> _Records shown_:
------
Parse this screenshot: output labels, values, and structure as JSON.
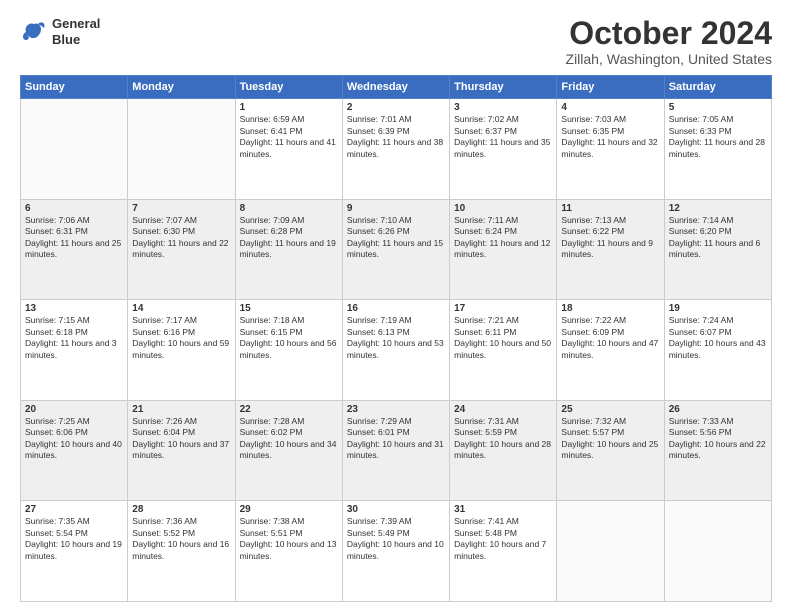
{
  "logo": {
    "line1": "General",
    "line2": "Blue"
  },
  "title": "October 2024",
  "subtitle": "Zillah, Washington, United States",
  "days_header": [
    "Sunday",
    "Monday",
    "Tuesday",
    "Wednesday",
    "Thursday",
    "Friday",
    "Saturday"
  ],
  "weeks": [
    [
      {
        "day": "",
        "content": ""
      },
      {
        "day": "",
        "content": ""
      },
      {
        "day": "1",
        "content": "Sunrise: 6:59 AM\nSunset: 6:41 PM\nDaylight: 11 hours and 41 minutes."
      },
      {
        "day": "2",
        "content": "Sunrise: 7:01 AM\nSunset: 6:39 PM\nDaylight: 11 hours and 38 minutes."
      },
      {
        "day": "3",
        "content": "Sunrise: 7:02 AM\nSunset: 6:37 PM\nDaylight: 11 hours and 35 minutes."
      },
      {
        "day": "4",
        "content": "Sunrise: 7:03 AM\nSunset: 6:35 PM\nDaylight: 11 hours and 32 minutes."
      },
      {
        "day": "5",
        "content": "Sunrise: 7:05 AM\nSunset: 6:33 PM\nDaylight: 11 hours and 28 minutes."
      }
    ],
    [
      {
        "day": "6",
        "content": "Sunrise: 7:06 AM\nSunset: 6:31 PM\nDaylight: 11 hours and 25 minutes."
      },
      {
        "day": "7",
        "content": "Sunrise: 7:07 AM\nSunset: 6:30 PM\nDaylight: 11 hours and 22 minutes."
      },
      {
        "day": "8",
        "content": "Sunrise: 7:09 AM\nSunset: 6:28 PM\nDaylight: 11 hours and 19 minutes."
      },
      {
        "day": "9",
        "content": "Sunrise: 7:10 AM\nSunset: 6:26 PM\nDaylight: 11 hours and 15 minutes."
      },
      {
        "day": "10",
        "content": "Sunrise: 7:11 AM\nSunset: 6:24 PM\nDaylight: 11 hours and 12 minutes."
      },
      {
        "day": "11",
        "content": "Sunrise: 7:13 AM\nSunset: 6:22 PM\nDaylight: 11 hours and 9 minutes."
      },
      {
        "day": "12",
        "content": "Sunrise: 7:14 AM\nSunset: 6:20 PM\nDaylight: 11 hours and 6 minutes."
      }
    ],
    [
      {
        "day": "13",
        "content": "Sunrise: 7:15 AM\nSunset: 6:18 PM\nDaylight: 11 hours and 3 minutes."
      },
      {
        "day": "14",
        "content": "Sunrise: 7:17 AM\nSunset: 6:16 PM\nDaylight: 10 hours and 59 minutes."
      },
      {
        "day": "15",
        "content": "Sunrise: 7:18 AM\nSunset: 6:15 PM\nDaylight: 10 hours and 56 minutes."
      },
      {
        "day": "16",
        "content": "Sunrise: 7:19 AM\nSunset: 6:13 PM\nDaylight: 10 hours and 53 minutes."
      },
      {
        "day": "17",
        "content": "Sunrise: 7:21 AM\nSunset: 6:11 PM\nDaylight: 10 hours and 50 minutes."
      },
      {
        "day": "18",
        "content": "Sunrise: 7:22 AM\nSunset: 6:09 PM\nDaylight: 10 hours and 47 minutes."
      },
      {
        "day": "19",
        "content": "Sunrise: 7:24 AM\nSunset: 6:07 PM\nDaylight: 10 hours and 43 minutes."
      }
    ],
    [
      {
        "day": "20",
        "content": "Sunrise: 7:25 AM\nSunset: 6:06 PM\nDaylight: 10 hours and 40 minutes."
      },
      {
        "day": "21",
        "content": "Sunrise: 7:26 AM\nSunset: 6:04 PM\nDaylight: 10 hours and 37 minutes."
      },
      {
        "day": "22",
        "content": "Sunrise: 7:28 AM\nSunset: 6:02 PM\nDaylight: 10 hours and 34 minutes."
      },
      {
        "day": "23",
        "content": "Sunrise: 7:29 AM\nSunset: 6:01 PM\nDaylight: 10 hours and 31 minutes."
      },
      {
        "day": "24",
        "content": "Sunrise: 7:31 AM\nSunset: 5:59 PM\nDaylight: 10 hours and 28 minutes."
      },
      {
        "day": "25",
        "content": "Sunrise: 7:32 AM\nSunset: 5:57 PM\nDaylight: 10 hours and 25 minutes."
      },
      {
        "day": "26",
        "content": "Sunrise: 7:33 AM\nSunset: 5:56 PM\nDaylight: 10 hours and 22 minutes."
      }
    ],
    [
      {
        "day": "27",
        "content": "Sunrise: 7:35 AM\nSunset: 5:54 PM\nDaylight: 10 hours and 19 minutes."
      },
      {
        "day": "28",
        "content": "Sunrise: 7:36 AM\nSunset: 5:52 PM\nDaylight: 10 hours and 16 minutes."
      },
      {
        "day": "29",
        "content": "Sunrise: 7:38 AM\nSunset: 5:51 PM\nDaylight: 10 hours and 13 minutes."
      },
      {
        "day": "30",
        "content": "Sunrise: 7:39 AM\nSunset: 5:49 PM\nDaylight: 10 hours and 10 minutes."
      },
      {
        "day": "31",
        "content": "Sunrise: 7:41 AM\nSunset: 5:48 PM\nDaylight: 10 hours and 7 minutes."
      },
      {
        "day": "",
        "content": ""
      },
      {
        "day": "",
        "content": ""
      }
    ]
  ]
}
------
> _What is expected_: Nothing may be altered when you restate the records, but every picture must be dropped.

> _Problem solution_:
Parse this screenshot: output labels, values, and structure as JSON.
{
  "logo": {
    "line1": "General",
    "line2": "Blue"
  },
  "title": "October 2024",
  "subtitle": "Zillah, Washington, United States",
  "days_header": [
    "Sunday",
    "Monday",
    "Tuesday",
    "Wednesday",
    "Thursday",
    "Friday",
    "Saturday"
  ],
  "weeks": [
    [
      {
        "day": "",
        "content": ""
      },
      {
        "day": "",
        "content": ""
      },
      {
        "day": "1",
        "content": "Sunrise: 6:59 AM\nSunset: 6:41 PM\nDaylight: 11 hours and 41 minutes."
      },
      {
        "day": "2",
        "content": "Sunrise: 7:01 AM\nSunset: 6:39 PM\nDaylight: 11 hours and 38 minutes."
      },
      {
        "day": "3",
        "content": "Sunrise: 7:02 AM\nSunset: 6:37 PM\nDaylight: 11 hours and 35 minutes."
      },
      {
        "day": "4",
        "content": "Sunrise: 7:03 AM\nSunset: 6:35 PM\nDaylight: 11 hours and 32 minutes."
      },
      {
        "day": "5",
        "content": "Sunrise: 7:05 AM\nSunset: 6:33 PM\nDaylight: 11 hours and 28 minutes."
      }
    ],
    [
      {
        "day": "6",
        "content": "Sunrise: 7:06 AM\nSunset: 6:31 PM\nDaylight: 11 hours and 25 minutes."
      },
      {
        "day": "7",
        "content": "Sunrise: 7:07 AM\nSunset: 6:30 PM\nDaylight: 11 hours and 22 minutes."
      },
      {
        "day": "8",
        "content": "Sunrise: 7:09 AM\nSunset: 6:28 PM\nDaylight: 11 hours and 19 minutes."
      },
      {
        "day": "9",
        "content": "Sunrise: 7:10 AM\nSunset: 6:26 PM\nDaylight: 11 hours and 15 minutes."
      },
      {
        "day": "10",
        "content": "Sunrise: 7:11 AM\nSunset: 6:24 PM\nDaylight: 11 hours and 12 minutes."
      },
      {
        "day": "11",
        "content": "Sunrise: 7:13 AM\nSunset: 6:22 PM\nDaylight: 11 hours and 9 minutes."
      },
      {
        "day": "12",
        "content": "Sunrise: 7:14 AM\nSunset: 6:20 PM\nDaylight: 11 hours and 6 minutes."
      }
    ],
    [
      {
        "day": "13",
        "content": "Sunrise: 7:15 AM\nSunset: 6:18 PM\nDaylight: 11 hours and 3 minutes."
      },
      {
        "day": "14",
        "content": "Sunrise: 7:17 AM\nSunset: 6:16 PM\nDaylight: 10 hours and 59 minutes."
      },
      {
        "day": "15",
        "content": "Sunrise: 7:18 AM\nSunset: 6:15 PM\nDaylight: 10 hours and 56 minutes."
      },
      {
        "day": "16",
        "content": "Sunrise: 7:19 AM\nSunset: 6:13 PM\nDaylight: 10 hours and 53 minutes."
      },
      {
        "day": "17",
        "content": "Sunrise: 7:21 AM\nSunset: 6:11 PM\nDaylight: 10 hours and 50 minutes."
      },
      {
        "day": "18",
        "content": "Sunrise: 7:22 AM\nSunset: 6:09 PM\nDaylight: 10 hours and 47 minutes."
      },
      {
        "day": "19",
        "content": "Sunrise: 7:24 AM\nSunset: 6:07 PM\nDaylight: 10 hours and 43 minutes."
      }
    ],
    [
      {
        "day": "20",
        "content": "Sunrise: 7:25 AM\nSunset: 6:06 PM\nDaylight: 10 hours and 40 minutes."
      },
      {
        "day": "21",
        "content": "Sunrise: 7:26 AM\nSunset: 6:04 PM\nDaylight: 10 hours and 37 minutes."
      },
      {
        "day": "22",
        "content": "Sunrise: 7:28 AM\nSunset: 6:02 PM\nDaylight: 10 hours and 34 minutes."
      },
      {
        "day": "23",
        "content": "Sunrise: 7:29 AM\nSunset: 6:01 PM\nDaylight: 10 hours and 31 minutes."
      },
      {
        "day": "24",
        "content": "Sunrise: 7:31 AM\nSunset: 5:59 PM\nDaylight: 10 hours and 28 minutes."
      },
      {
        "day": "25",
        "content": "Sunrise: 7:32 AM\nSunset: 5:57 PM\nDaylight: 10 hours and 25 minutes."
      },
      {
        "day": "26",
        "content": "Sunrise: 7:33 AM\nSunset: 5:56 PM\nDaylight: 10 hours and 22 minutes."
      }
    ],
    [
      {
        "day": "27",
        "content": "Sunrise: 7:35 AM\nSunset: 5:54 PM\nDaylight: 10 hours and 19 minutes."
      },
      {
        "day": "28",
        "content": "Sunrise: 7:36 AM\nSunset: 5:52 PM\nDaylight: 10 hours and 16 minutes."
      },
      {
        "day": "29",
        "content": "Sunrise: 7:38 AM\nSunset: 5:51 PM\nDaylight: 10 hours and 13 minutes."
      },
      {
        "day": "30",
        "content": "Sunrise: 7:39 AM\nSunset: 5:49 PM\nDaylight: 10 hours and 10 minutes."
      },
      {
        "day": "31",
        "content": "Sunrise: 7:41 AM\nSunset: 5:48 PM\nDaylight: 10 hours and 7 minutes."
      },
      {
        "day": "",
        "content": ""
      },
      {
        "day": "",
        "content": ""
      }
    ]
  ]
}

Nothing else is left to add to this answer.